Portsmouth man who was first to sail solo non-stop around the world pays tribute to Queen

Credit: Andrew Matthews/PA Archive/PA Images

A legendary sailor who met the Queen on multiple occasions has paid tribute to a monarch who commanded adoration and respect from all.

Portsmouth's Sir Robin Knox-Johnston was the first person to sail solo non-stop around the world, a route now followed by the Clipper World Race.

Along his journey he battled 80ft waves, shark attacks and even appendicitis - not learning about the latter until a year later, when doctors revealed his appendix had burst and re-healed itself.

After his return to UK shores 53 years ago, he was invited by Her Majesty the Queen to Buckingham Palace for lunch.

He said: "There was a large number of guests there so her time was being shared between everyone, but she was very natural in how she carried herself.

"I was acutely aware of how she put people at ease - before long she and I were chatting like we had known each other for years."

When Sir Robin was 13 years old, he saw Elizabeth II's coronation take place standing just 10ft away from the monarch as she passed through Hyde Park.

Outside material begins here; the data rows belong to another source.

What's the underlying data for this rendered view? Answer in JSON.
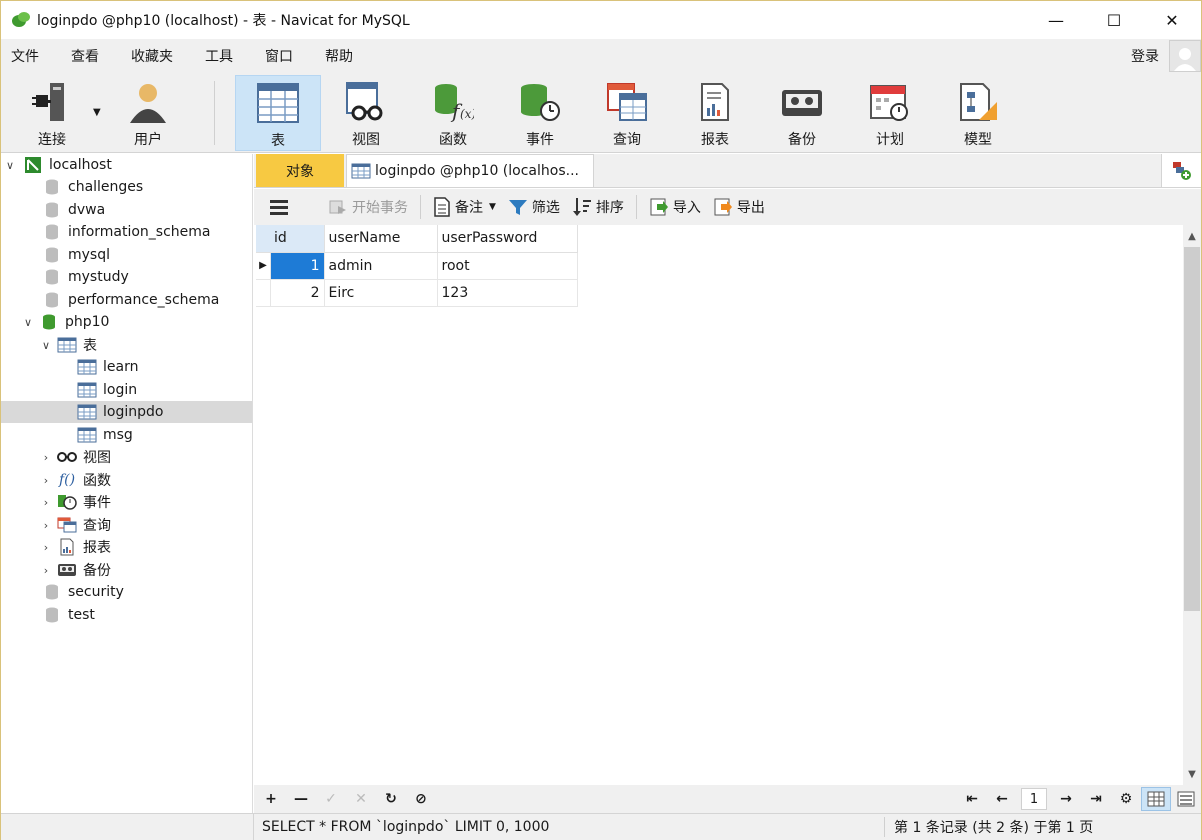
{
  "window": {
    "title": "loginpdo @php10 (localhost) - 表 - Navicat for MySQL"
  },
  "menu": {
    "items": [
      "文件",
      "查看",
      "收藏夹",
      "工具",
      "窗口",
      "帮助"
    ],
    "login": "登录"
  },
  "toolbar": {
    "items": [
      {
        "label": "连接",
        "icon": "plug-icon"
      },
      {
        "label": "用户",
        "icon": "user-icon"
      },
      {
        "label": "表",
        "icon": "table-icon",
        "active": true
      },
      {
        "label": "视图",
        "icon": "view-icon"
      },
      {
        "label": "函数",
        "icon": "function-icon"
      },
      {
        "label": "事件",
        "icon": "event-icon"
      },
      {
        "label": "查询",
        "icon": "query-icon"
      },
      {
        "label": "报表",
        "icon": "report-icon"
      },
      {
        "label": "备份",
        "icon": "backup-icon"
      },
      {
        "label": "计划",
        "icon": "schedule-icon"
      },
      {
        "label": "模型",
        "icon": "model-icon"
      }
    ]
  },
  "sidebar": {
    "connection": "localhost",
    "databases": [
      "challenges",
      "dvwa",
      "information_schema",
      "mysql",
      "mystudy",
      "performance_schema"
    ],
    "open_db": "php10",
    "tables_group": "表",
    "tables": [
      "learn",
      "login",
      "loginpdo",
      "msg"
    ],
    "selected_table": "loginpdo",
    "groups": [
      "视图",
      "函数",
      "事件",
      "查询",
      "报表",
      "备份"
    ],
    "more_dbs": [
      "security",
      "test"
    ]
  },
  "tabs": {
    "objects": "对象",
    "table_tab": "loginpdo @php10 (localhos..."
  },
  "subtoolbar": {
    "begin_tx": "开始事务",
    "comment": "备注",
    "filter": "筛选",
    "sort": "排序",
    "import": "导入",
    "export": "导出"
  },
  "grid": {
    "columns": [
      "id",
      "userName",
      "userPassword"
    ],
    "rows": [
      {
        "id": "1",
        "userName": "admin",
        "userPassword": "root"
      },
      {
        "id": "2",
        "userName": "Eirc",
        "userPassword": "123"
      }
    ]
  },
  "pager": {
    "page": "1"
  },
  "status": {
    "sql": "SELECT * FROM `loginpdo` LIMIT 0, 1000",
    "records": "第 1 条记录 (共 2 条) 于第 1 页"
  },
  "colors": {
    "accent": "#f7c942",
    "selection": "#1e7bd6",
    "active_tool": "#cce4f7"
  }
}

He now lives in Old Portsmouth, and is the mastermind behind the Clipper Boat Race - an annual race around the world in 11 identical yachts with professional skippers, but amateur crews.

His final encounter with Queen Elizabeth II came in 2016, when the pair met at his old school.

He said: "She was visiting my old school and came along for the day - I was fortunate enough to sit next to her at lunch.

"Her Majesty was utterly fabulous, I think she genuinely spoke to everyone during that lunch break and you could see on her face just how much pleasure it gave her to chat with people.

"She took a genuine interest in everyone, which will have made such precious memories for so many young people.

"There was so much adoration and respect for her, no matter where she went."

Sir Robin added that he will always remember the Queen's 'radiant smile' and how she commanded huge respect right across the world.

"She gave this country stability - everyone knew she was there and that she could be relied upon," he said.